  14. 14. Why Organizations are embracing Six Sigma  Six Sigma is about improving profitability, although improved quality & efficiency are immediate by-products of six-sigma. Organization that implement six sigma do so with the goal of improving their margins.  Organizations that implement-six sigma-have profit margins grow 20 % year after year for each sigma shift (up to 4.8 to 5 sigma).  Organizations operating at three sigma levels that marshal all their resources around six sigma can expect to make one sigma shift improvement each year, these Organizations will experience: • • • • 20 % margin improvement 12 to 18% increase in capacity 12% reduction in the number of employees 10 to 30 % capital reduction
  15. 15. It’s not all Plain Sailing!  Adoption requires a cultural change in order to gain best results. Six Sigma has changed the DNA of many organizations — it is now the way they work — in everything they do and in every product they design  Top management must be patient- there is no quick fix.  Six Sigma is about getting the right answer, not just any answer.

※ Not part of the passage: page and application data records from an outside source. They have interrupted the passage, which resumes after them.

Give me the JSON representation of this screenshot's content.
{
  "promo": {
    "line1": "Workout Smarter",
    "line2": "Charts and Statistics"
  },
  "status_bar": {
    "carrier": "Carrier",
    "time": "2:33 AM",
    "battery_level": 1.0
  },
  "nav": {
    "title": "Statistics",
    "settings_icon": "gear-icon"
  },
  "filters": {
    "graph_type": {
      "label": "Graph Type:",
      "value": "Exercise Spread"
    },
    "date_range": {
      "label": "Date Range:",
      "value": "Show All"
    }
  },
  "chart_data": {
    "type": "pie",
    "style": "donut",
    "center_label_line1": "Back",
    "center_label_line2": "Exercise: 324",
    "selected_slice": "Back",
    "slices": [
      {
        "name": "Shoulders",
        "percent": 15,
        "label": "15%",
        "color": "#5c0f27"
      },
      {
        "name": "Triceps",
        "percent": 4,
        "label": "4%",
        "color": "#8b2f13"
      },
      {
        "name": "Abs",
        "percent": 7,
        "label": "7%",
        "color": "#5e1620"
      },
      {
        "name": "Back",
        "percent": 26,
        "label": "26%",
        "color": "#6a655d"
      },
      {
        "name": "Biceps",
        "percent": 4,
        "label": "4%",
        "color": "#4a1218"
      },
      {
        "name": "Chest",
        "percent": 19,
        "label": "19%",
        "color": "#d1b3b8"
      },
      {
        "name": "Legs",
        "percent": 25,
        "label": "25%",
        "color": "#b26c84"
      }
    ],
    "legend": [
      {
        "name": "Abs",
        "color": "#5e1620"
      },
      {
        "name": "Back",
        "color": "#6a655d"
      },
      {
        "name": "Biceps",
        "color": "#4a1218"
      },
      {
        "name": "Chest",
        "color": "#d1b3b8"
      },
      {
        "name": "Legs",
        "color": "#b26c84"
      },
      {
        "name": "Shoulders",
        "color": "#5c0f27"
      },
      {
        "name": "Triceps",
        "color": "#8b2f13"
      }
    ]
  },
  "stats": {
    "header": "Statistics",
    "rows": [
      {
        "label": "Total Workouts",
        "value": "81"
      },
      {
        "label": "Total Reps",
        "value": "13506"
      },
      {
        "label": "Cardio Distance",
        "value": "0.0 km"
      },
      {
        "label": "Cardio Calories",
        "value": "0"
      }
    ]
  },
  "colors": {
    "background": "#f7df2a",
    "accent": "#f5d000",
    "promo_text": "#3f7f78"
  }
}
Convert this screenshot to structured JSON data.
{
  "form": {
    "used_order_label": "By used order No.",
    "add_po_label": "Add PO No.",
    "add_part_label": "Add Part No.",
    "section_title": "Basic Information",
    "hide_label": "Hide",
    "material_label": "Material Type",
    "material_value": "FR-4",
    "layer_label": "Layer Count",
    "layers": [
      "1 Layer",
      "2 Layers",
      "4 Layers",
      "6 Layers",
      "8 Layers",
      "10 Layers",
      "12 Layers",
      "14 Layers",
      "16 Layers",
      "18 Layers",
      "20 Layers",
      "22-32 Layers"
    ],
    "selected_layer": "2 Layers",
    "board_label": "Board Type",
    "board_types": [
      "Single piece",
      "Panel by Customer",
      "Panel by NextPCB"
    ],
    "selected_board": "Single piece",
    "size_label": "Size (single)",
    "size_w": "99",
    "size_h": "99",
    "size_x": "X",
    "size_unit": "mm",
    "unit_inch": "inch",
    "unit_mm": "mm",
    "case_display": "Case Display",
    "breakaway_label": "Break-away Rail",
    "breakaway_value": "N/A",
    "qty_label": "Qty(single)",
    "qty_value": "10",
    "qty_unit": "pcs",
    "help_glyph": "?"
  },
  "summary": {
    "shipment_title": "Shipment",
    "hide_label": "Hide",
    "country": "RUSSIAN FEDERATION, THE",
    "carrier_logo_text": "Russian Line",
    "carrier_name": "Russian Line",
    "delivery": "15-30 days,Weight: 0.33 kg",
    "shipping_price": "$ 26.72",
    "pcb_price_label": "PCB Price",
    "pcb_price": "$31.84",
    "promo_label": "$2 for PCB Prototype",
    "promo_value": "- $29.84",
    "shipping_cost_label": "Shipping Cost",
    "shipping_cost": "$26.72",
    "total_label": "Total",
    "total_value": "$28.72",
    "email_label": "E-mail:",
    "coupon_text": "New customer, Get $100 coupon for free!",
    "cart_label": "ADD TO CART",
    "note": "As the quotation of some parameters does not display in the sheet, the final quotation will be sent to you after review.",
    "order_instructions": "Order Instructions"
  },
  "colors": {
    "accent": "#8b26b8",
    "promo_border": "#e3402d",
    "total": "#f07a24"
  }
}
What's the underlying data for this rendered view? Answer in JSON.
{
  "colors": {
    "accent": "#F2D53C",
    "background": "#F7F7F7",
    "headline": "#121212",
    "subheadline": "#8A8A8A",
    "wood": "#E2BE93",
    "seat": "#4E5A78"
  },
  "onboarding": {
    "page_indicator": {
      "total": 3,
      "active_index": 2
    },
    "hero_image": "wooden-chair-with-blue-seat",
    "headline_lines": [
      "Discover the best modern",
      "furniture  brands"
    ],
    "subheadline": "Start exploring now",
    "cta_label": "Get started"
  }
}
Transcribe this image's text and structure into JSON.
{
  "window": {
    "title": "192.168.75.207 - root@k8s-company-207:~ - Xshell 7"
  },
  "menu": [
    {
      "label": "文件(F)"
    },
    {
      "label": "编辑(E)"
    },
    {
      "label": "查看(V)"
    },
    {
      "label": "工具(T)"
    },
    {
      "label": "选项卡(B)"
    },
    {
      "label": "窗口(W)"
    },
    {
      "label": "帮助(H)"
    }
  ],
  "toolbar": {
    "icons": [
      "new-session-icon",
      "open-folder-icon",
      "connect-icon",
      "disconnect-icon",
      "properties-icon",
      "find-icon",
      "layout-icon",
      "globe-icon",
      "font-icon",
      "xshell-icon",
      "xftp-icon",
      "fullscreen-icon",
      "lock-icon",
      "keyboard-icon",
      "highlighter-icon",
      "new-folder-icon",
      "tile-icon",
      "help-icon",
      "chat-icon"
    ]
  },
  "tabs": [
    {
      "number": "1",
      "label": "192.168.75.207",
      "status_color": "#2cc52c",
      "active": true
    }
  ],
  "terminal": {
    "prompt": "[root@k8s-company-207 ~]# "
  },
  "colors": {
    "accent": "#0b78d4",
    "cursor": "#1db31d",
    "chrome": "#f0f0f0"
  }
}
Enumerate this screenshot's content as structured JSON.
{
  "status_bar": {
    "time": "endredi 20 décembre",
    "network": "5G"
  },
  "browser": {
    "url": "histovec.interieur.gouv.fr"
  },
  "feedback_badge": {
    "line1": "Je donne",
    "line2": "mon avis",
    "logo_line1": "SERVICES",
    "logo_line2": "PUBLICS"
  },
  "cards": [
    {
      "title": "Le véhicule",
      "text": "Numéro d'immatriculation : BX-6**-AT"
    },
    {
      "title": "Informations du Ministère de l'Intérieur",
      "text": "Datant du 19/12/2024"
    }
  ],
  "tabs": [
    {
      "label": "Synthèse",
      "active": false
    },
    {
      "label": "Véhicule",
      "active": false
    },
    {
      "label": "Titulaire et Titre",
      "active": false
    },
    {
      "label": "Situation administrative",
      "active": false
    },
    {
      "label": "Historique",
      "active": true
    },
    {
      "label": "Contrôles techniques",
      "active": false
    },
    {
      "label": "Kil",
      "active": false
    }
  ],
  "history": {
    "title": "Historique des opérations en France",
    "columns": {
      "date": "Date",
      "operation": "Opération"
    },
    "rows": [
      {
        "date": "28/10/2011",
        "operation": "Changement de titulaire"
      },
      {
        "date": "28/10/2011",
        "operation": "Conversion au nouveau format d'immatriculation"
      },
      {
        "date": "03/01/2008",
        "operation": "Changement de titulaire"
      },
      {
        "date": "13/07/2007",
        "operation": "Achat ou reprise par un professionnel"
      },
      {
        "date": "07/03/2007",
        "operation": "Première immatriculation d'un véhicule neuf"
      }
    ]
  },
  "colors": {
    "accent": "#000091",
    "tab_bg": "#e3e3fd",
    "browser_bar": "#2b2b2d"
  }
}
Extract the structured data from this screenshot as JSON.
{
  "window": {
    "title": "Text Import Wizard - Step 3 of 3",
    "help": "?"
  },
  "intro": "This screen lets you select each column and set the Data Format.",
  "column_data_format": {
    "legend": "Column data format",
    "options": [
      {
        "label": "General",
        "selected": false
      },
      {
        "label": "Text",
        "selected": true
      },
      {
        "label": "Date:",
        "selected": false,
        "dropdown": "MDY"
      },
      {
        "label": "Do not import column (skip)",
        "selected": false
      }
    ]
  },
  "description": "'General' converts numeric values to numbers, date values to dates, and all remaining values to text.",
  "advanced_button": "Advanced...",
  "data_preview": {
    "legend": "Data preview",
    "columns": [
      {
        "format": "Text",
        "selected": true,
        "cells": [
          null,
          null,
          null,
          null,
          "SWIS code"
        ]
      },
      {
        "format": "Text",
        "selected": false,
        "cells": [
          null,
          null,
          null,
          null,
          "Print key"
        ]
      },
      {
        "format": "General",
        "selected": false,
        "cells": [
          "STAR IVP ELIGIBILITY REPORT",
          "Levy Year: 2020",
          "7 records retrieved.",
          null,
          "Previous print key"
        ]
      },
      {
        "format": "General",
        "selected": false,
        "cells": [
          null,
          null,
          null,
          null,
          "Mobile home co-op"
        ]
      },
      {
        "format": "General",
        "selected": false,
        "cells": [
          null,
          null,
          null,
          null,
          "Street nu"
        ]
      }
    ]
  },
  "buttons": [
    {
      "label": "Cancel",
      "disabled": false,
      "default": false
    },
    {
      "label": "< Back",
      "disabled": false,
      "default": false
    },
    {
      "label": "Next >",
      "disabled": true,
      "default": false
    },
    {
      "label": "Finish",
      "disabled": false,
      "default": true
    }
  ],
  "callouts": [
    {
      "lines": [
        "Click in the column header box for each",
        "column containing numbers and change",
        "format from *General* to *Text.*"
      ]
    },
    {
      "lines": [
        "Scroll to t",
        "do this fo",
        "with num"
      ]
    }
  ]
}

  16. 16. Six Sigma Belts Champions Master Black Belt Black Belts Mentor, trainer, and coach of Black Belts and others in the organization, leads project reviews. Leader of teams implementing the six sigma methodology on projects. Green Belts Team Members Quality Fundamentals/ Kaizen Now Delivers successful focused projects using basic analytical tools, works on less complex projects Participates on and supports the project teams, typically in the context of his or her existing responsibilities.
  17. 17. Six Sigma - Practical Meaning 99% Good (3.8 Sigma) 99.99966% Good (6 Sigma) • 20,000 lost articles of mail per hour • Seven articles lost per hour • Unsafe drinking water for almost 15 minutes each day • One unsafe minute every seven months • 5,000 incorrect surgical operations per week • 1.7 incorrect operations per week • Two short or long landings at most major airports each day • One short or long landing every five years • 200,000 wrong drug prescriptions each year • 68 wrong prescriptions per year • No electricity for almost seven hours each month • One hour without electricity every 34 years
  18. 18. Case Study: Impact of Six Sigma Implementation at General Electric Results achieved over the first two years (1996-1998): • Revenues have risen to $100 billion, up 11% • Earnings have increased to $9.3 billion, up 13% • Earnings per share have grown to $2.80, up 14% • Operating margin has risen to a record 16.7% • Working capital turns have risen sharply to 9.2%, up from 1997's record of 7.4 %
  19. 19. Application Of Six Sigma  Supply Chain Management-Suppliers have to adopt Six Sigma quality because the overall quality of the product will be as good as its weakest link.  Inventory Control-Discussing the main Customer’s needs(CTQ’s) and creating a system that linked forecast and order data and streamlined the various production and planning processes.  Technology Vs Control-Process control keeps the process variation to a minimum, thereby maintaining high sigma capability.  R&D Project Selection-The define phase of DFSS methodology has the ARMI(Approval,Resources, members of the team and interested party) tool that is best suited during the project selection phase.  Team Selection-the tool GRPI is suitable for identifying the members of a team and their tasks.  Process Optimization & Debottelnecking-The analyze and improve phases contain many tools which help in sorting bottlenecks and optimization.
  20. 20. END